Friday 14 December 2012

A £1m opportunity and challenge for Wembley Central

The £1m plus grant to improve the Wembey Central area is good news.  Attempts at reviving the area have had only limited success with the Cooperative Society closing its new Central Square store only a short time after its opening.

There are are now a number of closed shops and much office accommodation remains unoccupied with more to come when Brent council buildings are vacated next year. Current vacant spaces in the Wembley area can be seen on the Coming Soon website HERE

As a teacher in the area though, I was most aware of the poor and over-crowded housing with some of the worse short-term accommodation above the shops on the High Road.

The £1m comes from the Big Local programme funded by the national lottery and managed by Local Trust

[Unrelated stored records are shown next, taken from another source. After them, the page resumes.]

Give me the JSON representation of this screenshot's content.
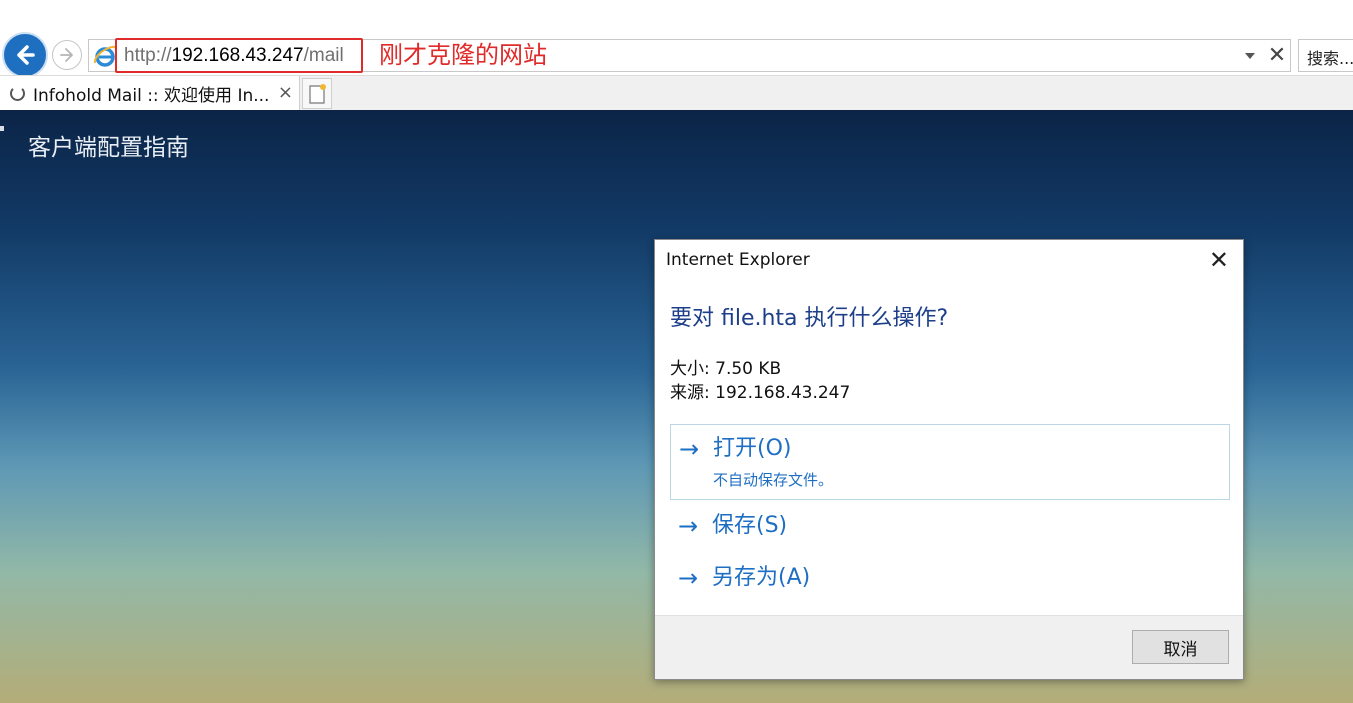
{
  "browser": {
    "address": {
      "url_prefix": "http://",
      "url_host": "192.168.43.247",
      "url_path": "/mail",
      "annotation": "刚才克隆的网站"
    },
    "search_placeholder": "搜索...",
    "tab": {
      "title": "Infohold Mail :: 欢迎使用 In...",
      "close": "×"
    }
  },
  "page": {
    "heading": "客户端配置指南"
  },
  "dialog": {
    "title": "Internet Explorer",
    "close": "✕",
    "question": "要对 file.hta 执行什么操作?",
    "size_label": "大小: 7.50 KB",
    "source_label": "来源: 192.168.43.247",
    "actions": [
      {
        "arrow": "→",
        "label": "打开(O)",
        "sub": "不自动保存文件。"
      },
      {
        "arrow": "→",
        "label": "保存(S)"
      },
      {
        "arrow": "→",
        "label": "另存为(A)"
      }
    ],
    "cancel": "取消"
  },
  "colors": {
    "accent": "#1e6ec4",
    "annotation_red": "#e02b2b"
  },
  "icons": [
    "back-arrow-icon",
    "forward-arrow-icon",
    "ie-logo-icon",
    "dropdown-arrow-icon",
    "stop-icon",
    "loading-spinner-icon",
    "new-tab-icon",
    "close-icon"
  ]
}
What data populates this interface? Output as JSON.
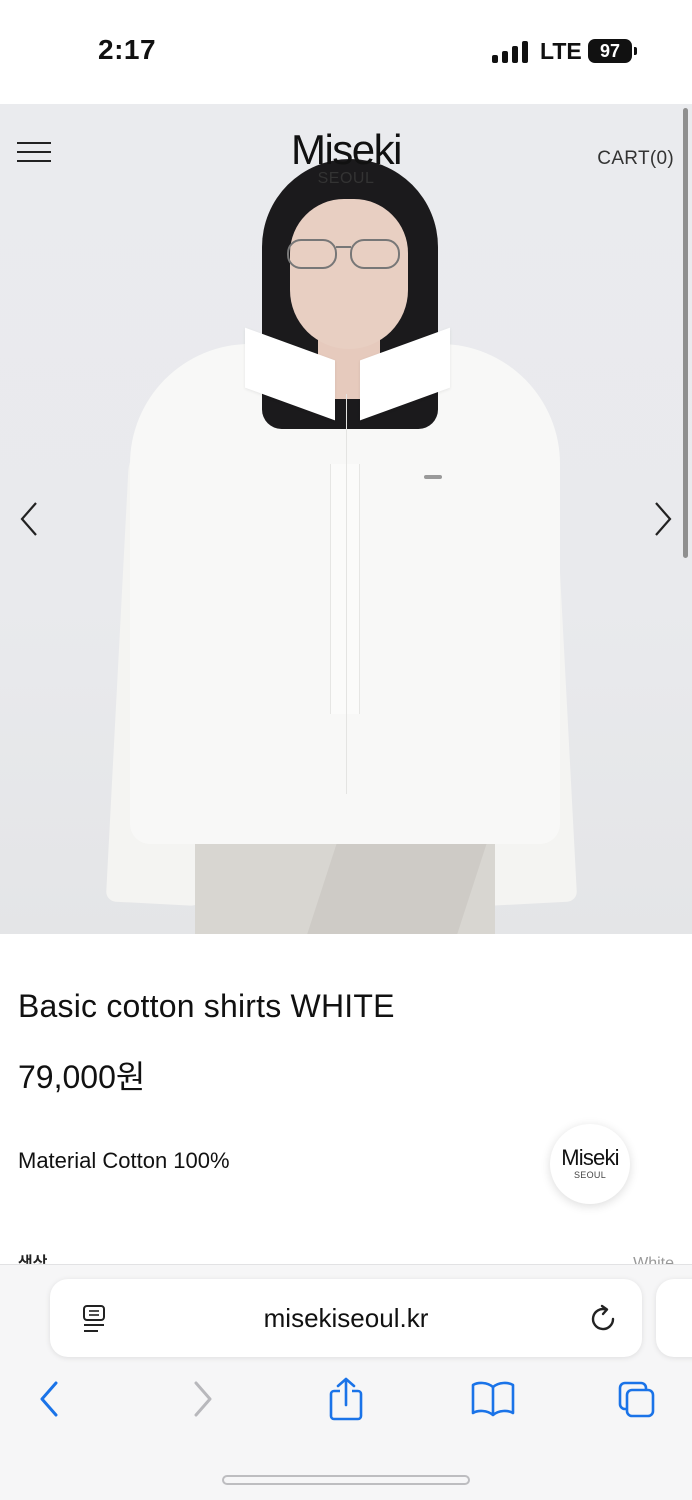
{
  "status_bar": {
    "time": "2:17",
    "network": "LTE",
    "battery": "97"
  },
  "header": {
    "brand_name": "Miseki",
    "brand_sub": "SEOUL",
    "cart": "CART(0)",
    "icons": {
      "menu": "hamburger-menu-icon",
      "prev": "chevron-left-icon",
      "next": "chevron-right-icon"
    }
  },
  "product": {
    "title": "Basic cotton shirts WHITE",
    "price": "79,000원",
    "material": "Material Cotton 100%",
    "option_label": "색상",
    "option_value": "White"
  },
  "floating_badge": {
    "name": "Miseki",
    "sub": "SEOUL"
  },
  "browser": {
    "url": "misekiseoul.kr",
    "icons": [
      "reader-icon",
      "reload-icon",
      "back-icon",
      "forward-icon",
      "share-icon",
      "bookmarks-icon",
      "tabs-icon"
    ]
  },
  "colors": {
    "accent": "#1a73e8",
    "hero_background": "#eaebee",
    "disabled": "#b8b8bc"
  }
}
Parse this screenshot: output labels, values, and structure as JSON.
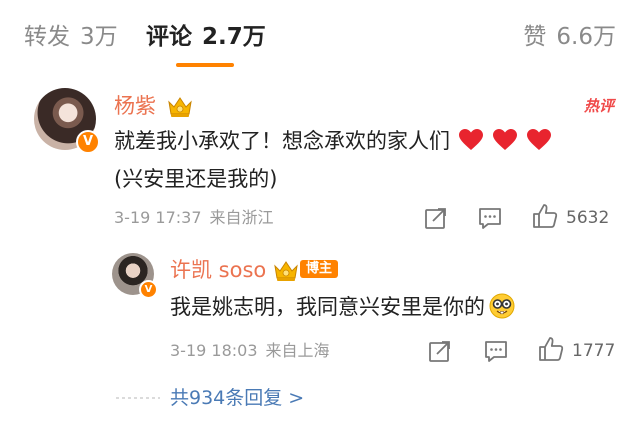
{
  "tabs": {
    "repost": {
      "label": "转发",
      "count": "3万"
    },
    "comments": {
      "label": "评论",
      "count": "2.7万"
    },
    "likes": {
      "label": "赞",
      "count": "6.6万"
    }
  },
  "colors": {
    "accent": "#ff8200",
    "username": "#eb7350",
    "hot": "#f04a4a",
    "link": "#4a7ab5",
    "heart": "#e8242e"
  },
  "comment": {
    "user": "杨紫",
    "hot_label": "热评",
    "text": "就差我小承欢了！想念承欢的家人们",
    "text_line2": "(兴安里还是我的)",
    "emoji": [
      "heart-icon",
      "heart-icon",
      "heart-icon"
    ],
    "date": "3-19 17:37",
    "location": "来自浙江",
    "like_count": "5632"
  },
  "reply": {
    "user": "许凯 soso",
    "host_badge": "博主",
    "text": "我是姚志明，我同意兴安里是你的",
    "emoji": "nerd-face-icon",
    "date": "3-19 18:03",
    "location": "来自上海",
    "like_count": "1777"
  },
  "all_replies": "共934条回复 >"
}
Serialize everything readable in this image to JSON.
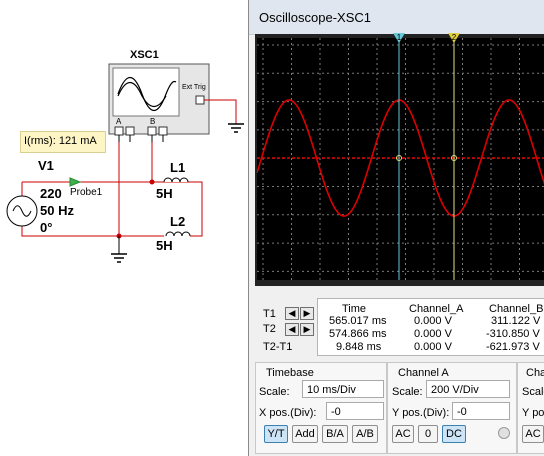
{
  "schematic": {
    "scope_name": "XSC1",
    "ext_trig_label": "Ext Trig",
    "channel_a_terminal": "A",
    "channel_b_terminal": "B",
    "probe_tooltip": "I(rms): 121 mA",
    "probe_name": "Probe1",
    "source": {
      "name": "V1",
      "voltage": "220",
      "frequency": "50 Hz",
      "phase": "0°"
    },
    "inductor1": {
      "name": "L1",
      "value": "5H"
    },
    "inductor2": {
      "name": "L2",
      "value": "5H"
    },
    "wire_color": "#cc0000"
  },
  "scope_window": {
    "title": "Oscilloscope-XSC1",
    "cursor1_label": "1",
    "cursor2_label": "2",
    "trace_color": "#dd0000",
    "readout": {
      "headers": [
        "",
        "Time",
        "Channel_A",
        "Channel_B"
      ],
      "rows": [
        {
          "label": "T1",
          "time": "565.017 ms",
          "channel_a": "0.000 V",
          "channel_b": "311.122 V"
        },
        {
          "label": "T2",
          "time": "574.866 ms",
          "channel_a": "0.000 V",
          "channel_b": "-310.850 V"
        },
        {
          "label": "T2-T1",
          "time": "9.848 ms",
          "channel_a": "0.000 V",
          "channel_b": "-621.973 V"
        }
      ]
    },
    "timebase": {
      "title": "Timebase",
      "scale_label": "Scale:",
      "scale_value": "10 ms/Div",
      "xpos_label": "X pos.(Div):",
      "xpos_value": "-0",
      "buttons": [
        "Y/T",
        "Add",
        "B/A",
        "A/B"
      ]
    },
    "channel_a": {
      "title": "Channel A",
      "scale_label": "Scale:",
      "scale_value": "200  V/Div",
      "ypos_label": "Y pos.(Div):",
      "ypos_value": "-0",
      "buttons": [
        "AC",
        "0",
        "DC"
      ]
    },
    "channel_b": {
      "title": "Cha",
      "scale_label": "Scale",
      "ypos_label": "Y pos",
      "buttons": [
        "AC"
      ]
    }
  }
}
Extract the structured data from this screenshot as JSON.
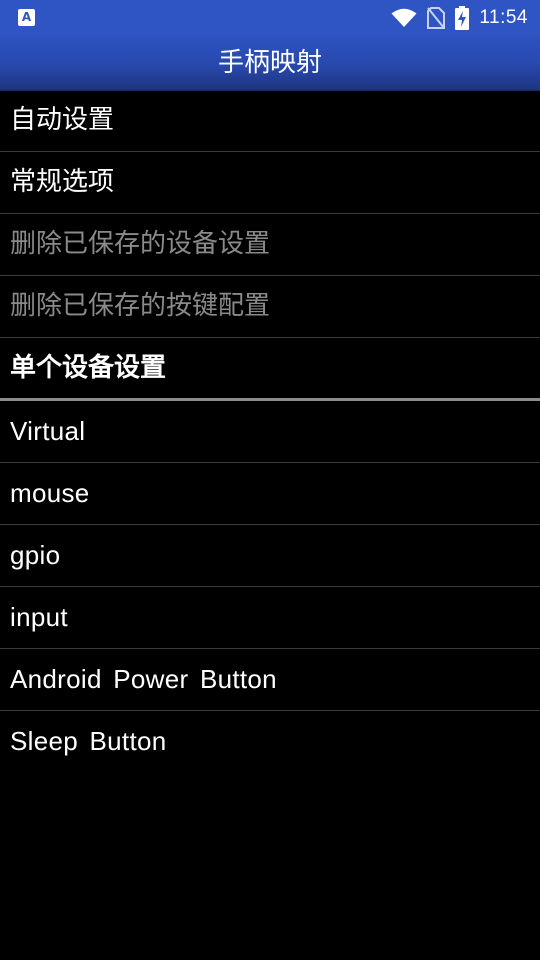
{
  "status_bar": {
    "app_icon_letter": "A",
    "time": "11:54",
    "icons": [
      "wifi-icon",
      "no-sim-icon",
      "battery-charging-icon"
    ]
  },
  "title_bar": {
    "title": "手柄映射"
  },
  "menu": {
    "items": [
      {
        "label": "自动设置",
        "state": "enabled"
      },
      {
        "label": "常规选项",
        "state": "enabled"
      },
      {
        "label": "删除已保存的设备设置",
        "state": "disabled"
      },
      {
        "label": "删除已保存的按键配置",
        "state": "disabled"
      }
    ],
    "section_header": "单个设备设置",
    "devices": [
      {
        "label": "Virtual"
      },
      {
        "label": "mouse"
      },
      {
        "label": "gpio"
      },
      {
        "label": "input"
      },
      {
        "label": "Android Power Button"
      },
      {
        "label": "Sleep Button"
      }
    ]
  },
  "colors": {
    "status_bar": "#2f55c4",
    "title_bar": "#2848ac",
    "background": "#000000",
    "disabled_text": "#8a8a8a",
    "divider": "#3a3a3a"
  }
}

The local focus of the project is premised on local involvement and a key issue will be how the priorities of local residents will be ascertained. Campaigning in the area during elections and by-elections I often found residents uninterested in local issues with the transient nature of the population a limiting factor. It will be a real challenge to get a representative level of involvement and a viable vehicle to share and prioritise ideas but the promise of tangible pay-offs should help.

This is what Big Local sets out about how the programme works:
What is Big Local?

Big Local is an exciting opportunity for residents in 150 areas around England to use at least £1m to make a massive and lasting positive difference to their communities. It’s about bringing together all the local talent, ambitions, skills and energy from individuals, groups and organisations who want to make their area an even better place to live.

Big Local is being run by Local Trust, which is working with £200m from the Big Lottery Fund and a range of partners providing expert advice and support for residents.

The four programme outcomes for Big Local are:
  1. Communities will be better able to identify local needs and take action in response to them.
  2. People will have increased skills and confidence, so that they continue to identify and respond to needs in the future.
  3. The community will make a difference to the needs it prioritises.
  4. People will feel that their area is an even better place to live.
What’s it not about?

It’s NOT about your local authority, the government or a national organisation telling you what to do.

It’s NOT about individual groups fixing their favourite problem without talking to a wide range of different people who live and work in the community.

It’s NOT about short-term thinking – you’ve got 10 years or more to plan and deliver the best options for your area.

No comments: